A savage week -- 30 years ago

Enrique Alvarez: Presente!?
Thirty years ago this week, right wing death squads and the Salvadoran military, and the oligarchy they were protecting, made it abundantly clear that there were no limits to the violence they would wield against opponents.

First, on Thursday, November 27, 1980, six leaders of the Democratic Revolutionary Front (FDR) were kidnapped from a school where they were meeting, tortured, and killed. Their bodies were dumped along a roadside later that same day. The FDR had been a broad opposition coalition which represented many sectors of Salvadoran society. The murders drove the FDR to align itself with the armed movement which was the FMLN.

Among the six murdered leaders was Enrique Alvarez Córdova. He was raised in one of El Salvador's "14 families." He tried to serve in the government as an advocate for progressive change. He eventually committed himself to the struggle for social justice in the country. His story is recounted this week in an essay by John Lamperti in Truthout. Lamperti notes that:
The year 1980 was notorious for murder in El Salvador. The 10,000 to 12,000 killed included a beloved archbishop, the rector of the national university and the four US churchwomen. Even so, Alvarez stands out among the victims, since he was born and raised in the privileged class those same armed forces existed to protect. "He was the first rich man who died in El Salvador for the poor ... for his country, for his people, for the poor," said Monsignor Ricardo Urioste of San Salvador's archdiocese. How could such a man fall victim to El Salvador's right-wing terrorists? The answer is fundamentally simple. Alvarez had, very consciously, chosen the side of the majority of the people.
The murder is commemorated in this poem:
The Murder of the Polo Champion

They killed the polo champion.
The man of a thousand suits,
the same one who had mansions
and yachts
and rich and pretty women almost the world over.
They shot him dead
and threw him, hands tied,
into a ditch.
They killed him because he abandoned his suits,
his horses and polo,
his yachts and mansions,
and above all because he began to walk like a poor man among the poor.

-Alfonso Quijada Urías
I also recommend the excellent biography, Enrique Alvarez: Life of a Salvadoran Revolutionary And Gentlemen, by John Lamperti.

Five days later, "they" committed another infamous murder. Armed soldiers of the Salvadoran military stopped the van carrying four US churchwomen, took the women to a remote place, raped and murdered them. Ursuline Sister Dorothy Kazel, lay missionary Jean Donovan and Maryknoll Sisters Maura Clarke and Ita Ford had been devoting themselves to caring for the poor in a country spiraling into armed conflict.

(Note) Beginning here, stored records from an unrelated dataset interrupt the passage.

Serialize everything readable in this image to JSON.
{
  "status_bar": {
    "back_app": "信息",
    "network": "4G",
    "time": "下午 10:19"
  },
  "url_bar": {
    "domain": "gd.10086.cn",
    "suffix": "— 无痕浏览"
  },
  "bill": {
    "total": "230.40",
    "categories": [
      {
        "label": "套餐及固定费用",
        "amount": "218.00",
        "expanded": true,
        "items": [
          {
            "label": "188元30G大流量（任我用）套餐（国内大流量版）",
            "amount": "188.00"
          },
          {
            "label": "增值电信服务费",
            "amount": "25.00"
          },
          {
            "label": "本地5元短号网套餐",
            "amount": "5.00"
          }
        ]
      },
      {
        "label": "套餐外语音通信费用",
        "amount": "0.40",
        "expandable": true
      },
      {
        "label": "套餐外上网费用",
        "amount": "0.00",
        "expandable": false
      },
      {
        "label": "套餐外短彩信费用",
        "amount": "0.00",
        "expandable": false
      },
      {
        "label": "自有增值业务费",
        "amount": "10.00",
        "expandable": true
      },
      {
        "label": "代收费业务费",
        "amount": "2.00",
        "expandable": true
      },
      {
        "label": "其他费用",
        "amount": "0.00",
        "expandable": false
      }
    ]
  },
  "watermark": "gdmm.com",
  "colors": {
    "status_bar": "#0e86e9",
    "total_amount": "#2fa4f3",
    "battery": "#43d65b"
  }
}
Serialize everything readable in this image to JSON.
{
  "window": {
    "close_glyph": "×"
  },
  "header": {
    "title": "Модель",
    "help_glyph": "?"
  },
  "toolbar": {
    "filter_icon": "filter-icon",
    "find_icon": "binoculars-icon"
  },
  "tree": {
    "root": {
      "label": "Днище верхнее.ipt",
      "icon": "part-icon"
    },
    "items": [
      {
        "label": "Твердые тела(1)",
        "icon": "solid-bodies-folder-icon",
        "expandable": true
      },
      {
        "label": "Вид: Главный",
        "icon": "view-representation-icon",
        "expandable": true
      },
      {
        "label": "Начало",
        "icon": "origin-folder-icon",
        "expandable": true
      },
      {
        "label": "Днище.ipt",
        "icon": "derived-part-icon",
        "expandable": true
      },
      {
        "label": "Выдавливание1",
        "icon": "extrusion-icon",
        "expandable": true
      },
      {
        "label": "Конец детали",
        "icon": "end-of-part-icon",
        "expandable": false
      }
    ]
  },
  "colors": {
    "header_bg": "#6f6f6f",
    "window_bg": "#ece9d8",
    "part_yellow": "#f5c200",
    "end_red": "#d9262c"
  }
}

Their deaths became a symbol of the savage lengths to which the Salvadoran state would go to preserve its privileges of power. They joined the ranks of the martyrs of the struggle for justice in El Salvador.

You can read biographies of the four women at this link from the InterReligious Task Force on Central America and watch this short video put together by Maryknoll:

Alvarez and the churchwomen were only the highest profile victims of violence perpetrated by El Salvador's death squads that week. As had been true throughout the year, dozens of bodies turned up on streets and in dumps -- campesinos, union leaders, educators, religious, students -- a part of the madness which was El Salvador's civil war.


Hodad said…
thanks for keeping this alive, best to forget, how can one forgive?
revenge is best served cold,
time, time, but some of horrors have yet to be punished for the crimes